# Assigned task
Locate the string "users" throughout the material and copy every line in which it occurs.

# Data excerpts
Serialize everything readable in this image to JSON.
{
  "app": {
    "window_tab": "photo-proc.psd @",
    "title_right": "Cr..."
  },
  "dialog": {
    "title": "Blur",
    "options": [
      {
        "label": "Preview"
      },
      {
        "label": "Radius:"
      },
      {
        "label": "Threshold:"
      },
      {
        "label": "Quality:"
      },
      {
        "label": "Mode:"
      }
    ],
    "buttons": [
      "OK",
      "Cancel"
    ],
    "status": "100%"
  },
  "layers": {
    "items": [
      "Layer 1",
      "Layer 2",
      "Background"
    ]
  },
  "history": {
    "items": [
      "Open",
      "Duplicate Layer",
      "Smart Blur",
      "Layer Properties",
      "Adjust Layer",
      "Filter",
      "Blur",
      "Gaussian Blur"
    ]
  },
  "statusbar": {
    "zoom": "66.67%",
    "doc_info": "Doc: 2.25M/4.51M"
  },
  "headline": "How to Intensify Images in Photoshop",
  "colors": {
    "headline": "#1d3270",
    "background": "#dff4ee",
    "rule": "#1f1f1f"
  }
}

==

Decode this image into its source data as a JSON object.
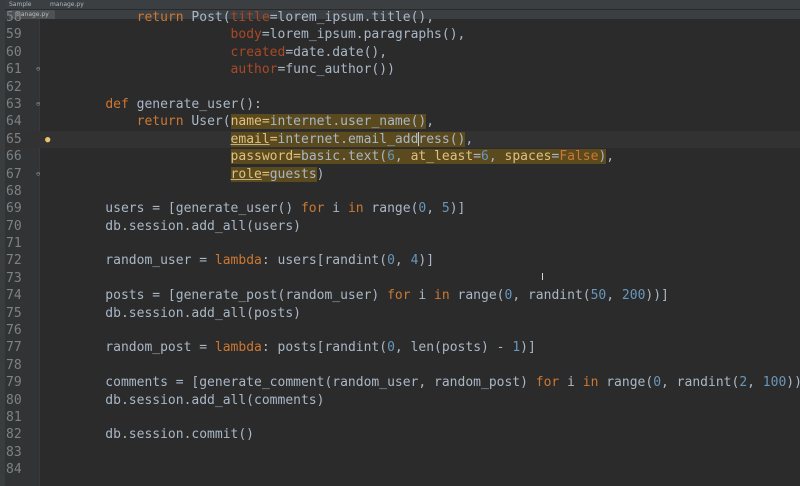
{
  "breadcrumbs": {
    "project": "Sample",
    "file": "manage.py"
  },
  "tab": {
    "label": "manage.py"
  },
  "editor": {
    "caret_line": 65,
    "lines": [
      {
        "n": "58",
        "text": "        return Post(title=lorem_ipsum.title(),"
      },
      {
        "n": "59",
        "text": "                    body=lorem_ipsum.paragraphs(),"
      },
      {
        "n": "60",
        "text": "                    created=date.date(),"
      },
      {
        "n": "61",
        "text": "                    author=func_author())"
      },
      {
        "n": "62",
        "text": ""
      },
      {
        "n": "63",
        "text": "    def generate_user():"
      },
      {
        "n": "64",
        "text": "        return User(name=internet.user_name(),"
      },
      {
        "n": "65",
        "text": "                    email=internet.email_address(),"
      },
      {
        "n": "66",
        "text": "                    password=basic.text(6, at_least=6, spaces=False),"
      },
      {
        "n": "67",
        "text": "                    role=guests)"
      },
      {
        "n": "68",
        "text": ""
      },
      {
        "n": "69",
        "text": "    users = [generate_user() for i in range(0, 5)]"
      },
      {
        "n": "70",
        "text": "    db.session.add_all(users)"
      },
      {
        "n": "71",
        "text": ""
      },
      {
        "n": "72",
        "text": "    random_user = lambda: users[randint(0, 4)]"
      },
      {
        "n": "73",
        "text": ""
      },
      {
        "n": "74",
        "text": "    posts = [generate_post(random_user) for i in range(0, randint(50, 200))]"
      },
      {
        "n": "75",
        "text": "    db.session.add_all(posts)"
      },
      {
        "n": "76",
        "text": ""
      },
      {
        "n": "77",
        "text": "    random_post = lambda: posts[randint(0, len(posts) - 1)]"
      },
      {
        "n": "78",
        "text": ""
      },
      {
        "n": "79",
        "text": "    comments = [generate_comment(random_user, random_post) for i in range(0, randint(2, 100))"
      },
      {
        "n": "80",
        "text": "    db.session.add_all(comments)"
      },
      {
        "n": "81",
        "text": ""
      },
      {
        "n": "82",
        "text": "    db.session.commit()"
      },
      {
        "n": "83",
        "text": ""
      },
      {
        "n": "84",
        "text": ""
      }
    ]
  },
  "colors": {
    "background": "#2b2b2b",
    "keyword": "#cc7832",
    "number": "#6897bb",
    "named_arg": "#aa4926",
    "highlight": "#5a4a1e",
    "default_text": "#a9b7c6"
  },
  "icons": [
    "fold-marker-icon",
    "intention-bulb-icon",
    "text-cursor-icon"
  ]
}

# Answer to the problem
        "text": "    users = [generate_user() for i in range(0, 5)]"
        "text": "    db.session.add_all(users)"
        "text": "    random_user = lambda: users[randint(0, 4)]"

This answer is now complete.